[ENTRIES SUPPLIED — start]

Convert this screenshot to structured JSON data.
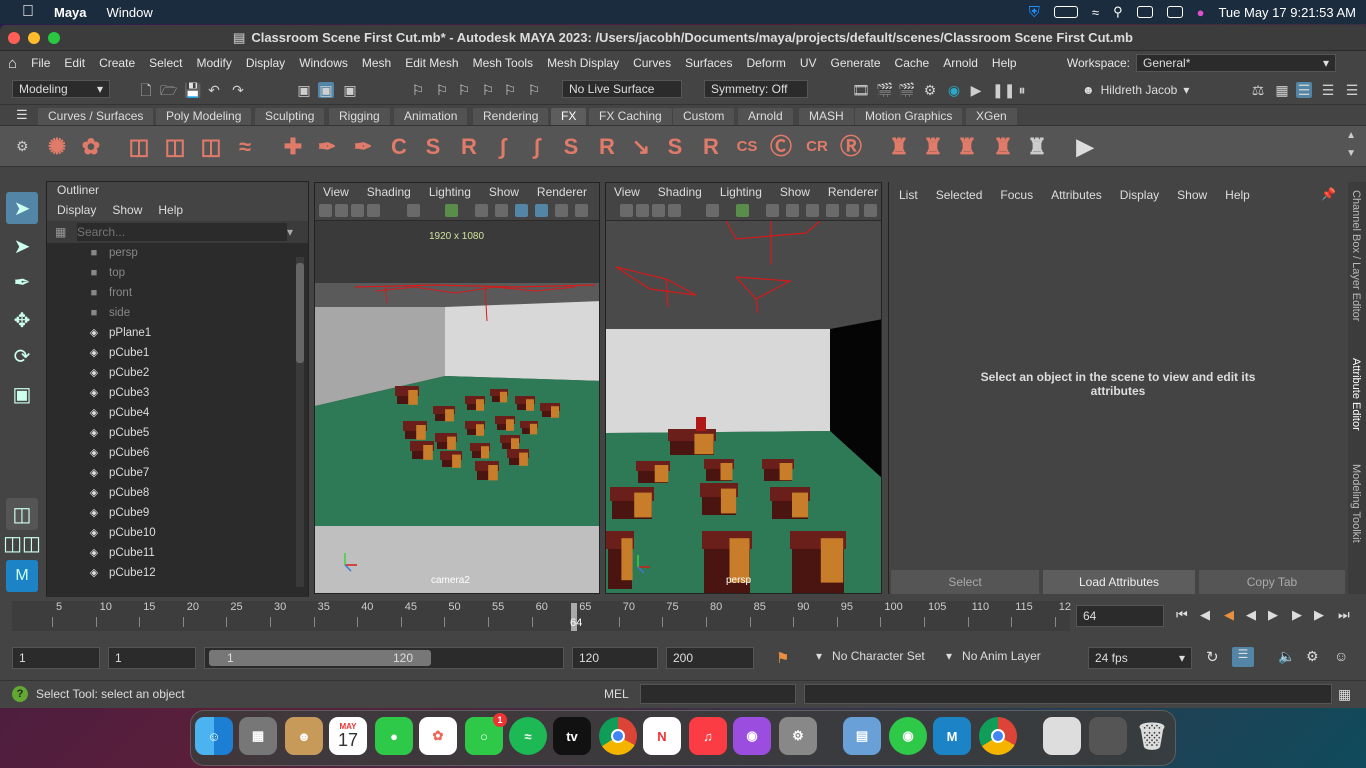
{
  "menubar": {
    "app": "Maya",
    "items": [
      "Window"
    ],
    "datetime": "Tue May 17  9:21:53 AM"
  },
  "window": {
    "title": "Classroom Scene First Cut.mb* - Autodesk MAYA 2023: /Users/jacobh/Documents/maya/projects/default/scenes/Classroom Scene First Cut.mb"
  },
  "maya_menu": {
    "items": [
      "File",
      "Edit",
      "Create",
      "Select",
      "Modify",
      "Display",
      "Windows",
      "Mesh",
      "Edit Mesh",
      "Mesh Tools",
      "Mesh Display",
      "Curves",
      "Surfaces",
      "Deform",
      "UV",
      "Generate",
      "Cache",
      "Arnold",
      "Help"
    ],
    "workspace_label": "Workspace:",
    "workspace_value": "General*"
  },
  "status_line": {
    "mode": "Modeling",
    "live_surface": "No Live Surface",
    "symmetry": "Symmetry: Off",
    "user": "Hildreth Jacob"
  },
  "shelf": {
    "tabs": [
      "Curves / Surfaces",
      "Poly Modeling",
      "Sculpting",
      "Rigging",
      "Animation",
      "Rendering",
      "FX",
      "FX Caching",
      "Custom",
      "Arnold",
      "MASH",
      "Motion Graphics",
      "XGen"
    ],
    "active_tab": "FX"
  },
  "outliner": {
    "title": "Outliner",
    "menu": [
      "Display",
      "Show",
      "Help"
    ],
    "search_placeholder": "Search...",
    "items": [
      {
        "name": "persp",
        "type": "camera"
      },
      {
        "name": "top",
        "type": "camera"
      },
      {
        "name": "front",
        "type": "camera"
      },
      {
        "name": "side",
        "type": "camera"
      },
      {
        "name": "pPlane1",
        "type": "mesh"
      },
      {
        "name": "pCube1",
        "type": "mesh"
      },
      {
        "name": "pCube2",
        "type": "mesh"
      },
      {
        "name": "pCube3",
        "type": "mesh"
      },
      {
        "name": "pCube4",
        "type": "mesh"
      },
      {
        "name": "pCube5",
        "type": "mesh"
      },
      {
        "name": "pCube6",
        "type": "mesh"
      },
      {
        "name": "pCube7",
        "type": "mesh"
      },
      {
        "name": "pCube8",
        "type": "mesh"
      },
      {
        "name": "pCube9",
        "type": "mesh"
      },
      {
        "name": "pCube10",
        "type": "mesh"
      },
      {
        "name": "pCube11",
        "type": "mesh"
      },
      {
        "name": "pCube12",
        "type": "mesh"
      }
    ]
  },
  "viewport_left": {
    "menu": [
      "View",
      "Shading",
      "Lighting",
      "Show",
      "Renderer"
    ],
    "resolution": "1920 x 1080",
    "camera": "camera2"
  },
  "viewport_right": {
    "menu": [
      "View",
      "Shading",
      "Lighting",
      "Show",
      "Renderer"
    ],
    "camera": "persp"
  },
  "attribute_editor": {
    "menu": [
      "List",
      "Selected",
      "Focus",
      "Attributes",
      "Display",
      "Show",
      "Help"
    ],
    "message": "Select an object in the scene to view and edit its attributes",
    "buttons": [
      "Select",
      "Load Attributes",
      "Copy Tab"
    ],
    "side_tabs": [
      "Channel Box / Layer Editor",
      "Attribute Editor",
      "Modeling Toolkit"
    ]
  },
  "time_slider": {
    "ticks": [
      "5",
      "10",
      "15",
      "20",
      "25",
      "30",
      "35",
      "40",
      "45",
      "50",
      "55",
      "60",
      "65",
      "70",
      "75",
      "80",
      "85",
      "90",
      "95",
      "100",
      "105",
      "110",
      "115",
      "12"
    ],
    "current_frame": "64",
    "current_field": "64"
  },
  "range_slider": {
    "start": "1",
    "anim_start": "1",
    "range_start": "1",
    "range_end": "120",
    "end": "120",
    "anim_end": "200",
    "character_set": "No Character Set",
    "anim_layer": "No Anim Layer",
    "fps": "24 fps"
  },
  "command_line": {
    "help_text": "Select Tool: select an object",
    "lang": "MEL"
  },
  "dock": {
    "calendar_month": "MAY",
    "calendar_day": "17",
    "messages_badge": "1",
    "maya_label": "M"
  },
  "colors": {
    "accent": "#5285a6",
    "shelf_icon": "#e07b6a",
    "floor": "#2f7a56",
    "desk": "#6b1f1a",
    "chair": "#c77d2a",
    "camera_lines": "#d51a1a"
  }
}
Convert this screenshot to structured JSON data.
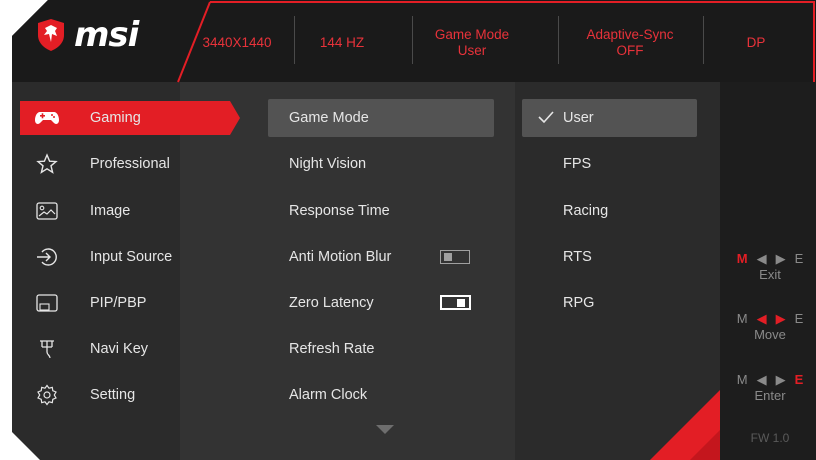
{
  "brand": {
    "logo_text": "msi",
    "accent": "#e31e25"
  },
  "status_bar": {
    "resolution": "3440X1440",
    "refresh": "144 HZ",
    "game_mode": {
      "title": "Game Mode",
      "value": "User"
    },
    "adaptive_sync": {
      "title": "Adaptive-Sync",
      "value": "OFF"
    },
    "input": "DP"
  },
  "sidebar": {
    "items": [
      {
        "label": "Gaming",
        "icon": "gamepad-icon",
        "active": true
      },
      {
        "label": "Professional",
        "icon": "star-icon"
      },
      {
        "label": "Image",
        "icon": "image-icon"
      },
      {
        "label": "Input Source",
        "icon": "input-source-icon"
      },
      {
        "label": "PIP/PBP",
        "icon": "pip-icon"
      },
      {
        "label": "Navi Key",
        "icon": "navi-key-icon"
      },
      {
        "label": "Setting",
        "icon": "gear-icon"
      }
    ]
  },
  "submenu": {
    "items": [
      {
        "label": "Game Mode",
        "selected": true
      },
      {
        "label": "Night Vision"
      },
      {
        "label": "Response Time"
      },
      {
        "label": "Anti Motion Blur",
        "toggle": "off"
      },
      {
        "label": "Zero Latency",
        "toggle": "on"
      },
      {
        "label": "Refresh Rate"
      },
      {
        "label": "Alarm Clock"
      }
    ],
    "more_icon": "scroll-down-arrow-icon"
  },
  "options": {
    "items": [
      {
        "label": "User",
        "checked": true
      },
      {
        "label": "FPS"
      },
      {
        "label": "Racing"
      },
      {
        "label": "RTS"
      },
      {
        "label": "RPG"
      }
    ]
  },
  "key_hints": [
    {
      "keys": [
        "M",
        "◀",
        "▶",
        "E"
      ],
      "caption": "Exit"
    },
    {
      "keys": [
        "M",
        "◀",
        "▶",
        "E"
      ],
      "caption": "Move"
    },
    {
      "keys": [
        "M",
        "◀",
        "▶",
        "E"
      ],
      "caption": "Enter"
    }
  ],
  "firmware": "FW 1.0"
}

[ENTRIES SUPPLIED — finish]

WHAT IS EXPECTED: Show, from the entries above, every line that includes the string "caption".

TASK RESPONSE:
      "caption": "Exit"
      "caption": "Move"
      "caption": "Enter"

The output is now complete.